1 Answer | Add Yours
The tone of Flannery O'Connor's "First Confession" is comic and good-natured, mildly satiric but also affectionately tolerant. One may claim to see antireligious sentiment in it, because the sternness and rigidity of the father, the sister, and Mrs. Ryan are subject to O’Connor’s satiric thrusts. A consideration of the amused but understanding priest, however, supports the contention that the story treats its religious topic understandingly and sympathetically.
The conflict of the plot may be variously described: punishment versus forgiveness, anger versus toleration, rigidity versus understanding, or the letter of the law versus the spirit of the law. The complication begins simultaneously with the exposition, for we learn right from the beginning that the narrator has been subjected to "troubles" and pressures at home. One might claim that the story presents a series of mounting crises—namely the family squabbles, the fear of hell as described by Mrs. Ryan, the narrator’s hesitancy to go to confession, and the farcical actions in the church. The climax is the confession itself, which sets all the narrator’s apprehensions aside, and the dénouement is a genuine exodos, in which the narrator and his sister walk away from the church toward home.

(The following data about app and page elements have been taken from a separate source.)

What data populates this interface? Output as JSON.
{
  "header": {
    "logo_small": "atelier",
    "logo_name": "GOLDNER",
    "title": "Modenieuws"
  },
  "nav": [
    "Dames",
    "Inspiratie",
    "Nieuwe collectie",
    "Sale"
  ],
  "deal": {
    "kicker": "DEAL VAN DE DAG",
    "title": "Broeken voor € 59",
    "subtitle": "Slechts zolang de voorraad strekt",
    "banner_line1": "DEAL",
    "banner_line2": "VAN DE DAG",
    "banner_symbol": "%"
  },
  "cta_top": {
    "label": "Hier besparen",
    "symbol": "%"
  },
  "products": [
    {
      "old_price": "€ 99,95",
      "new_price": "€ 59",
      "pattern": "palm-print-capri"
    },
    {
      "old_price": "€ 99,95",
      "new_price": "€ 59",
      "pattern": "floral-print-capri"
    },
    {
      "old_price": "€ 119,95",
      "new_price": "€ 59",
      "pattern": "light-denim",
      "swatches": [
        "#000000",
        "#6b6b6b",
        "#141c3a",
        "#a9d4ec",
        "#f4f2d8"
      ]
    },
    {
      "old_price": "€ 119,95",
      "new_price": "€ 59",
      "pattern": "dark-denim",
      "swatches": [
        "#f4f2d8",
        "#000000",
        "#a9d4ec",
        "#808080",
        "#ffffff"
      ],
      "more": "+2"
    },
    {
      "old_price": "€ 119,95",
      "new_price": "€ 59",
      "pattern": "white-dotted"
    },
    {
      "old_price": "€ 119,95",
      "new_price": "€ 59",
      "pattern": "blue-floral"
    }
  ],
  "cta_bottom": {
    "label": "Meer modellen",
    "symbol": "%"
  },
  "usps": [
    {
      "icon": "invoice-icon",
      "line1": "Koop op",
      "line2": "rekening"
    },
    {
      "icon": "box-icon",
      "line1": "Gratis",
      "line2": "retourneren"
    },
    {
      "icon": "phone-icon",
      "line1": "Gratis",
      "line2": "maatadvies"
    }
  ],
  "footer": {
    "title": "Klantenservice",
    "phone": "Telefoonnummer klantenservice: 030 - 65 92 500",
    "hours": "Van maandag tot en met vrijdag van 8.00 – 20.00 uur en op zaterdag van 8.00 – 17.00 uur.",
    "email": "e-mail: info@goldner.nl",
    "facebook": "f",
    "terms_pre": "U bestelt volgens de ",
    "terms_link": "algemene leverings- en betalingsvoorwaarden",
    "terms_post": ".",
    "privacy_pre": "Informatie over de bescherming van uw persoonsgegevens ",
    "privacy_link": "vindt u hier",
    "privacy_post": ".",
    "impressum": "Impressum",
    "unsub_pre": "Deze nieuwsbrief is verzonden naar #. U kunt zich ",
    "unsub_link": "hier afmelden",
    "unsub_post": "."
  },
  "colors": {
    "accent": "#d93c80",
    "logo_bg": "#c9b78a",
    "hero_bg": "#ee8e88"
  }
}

Perhaps in keeping with O’Connor’s experiences in the theater, the story is arranged in easily marked scenes that progress logically. The story is thus a virtual case study in the simultaneity of plot and structure. Paragraphs 1–3 describe the home troubles; paragraphs 4–7 introduce religious instruction and the intensification of the possibilities of punishment; paragraphs 8–16 develop the initial agonies faced by the narrator about confession; paragraphs 17–33 are a first stage of confession involving the farcical actions in the confessional and in the aisle, climaxed by Jackie’s developing composure about his "sinfulness"; the confession itself (the climax) is described in paragraphs 34–58; and the resolution extends from paragraphs 59 to 77.
We’ve answered 319,827 questions. We can answer yours, too.Ask a question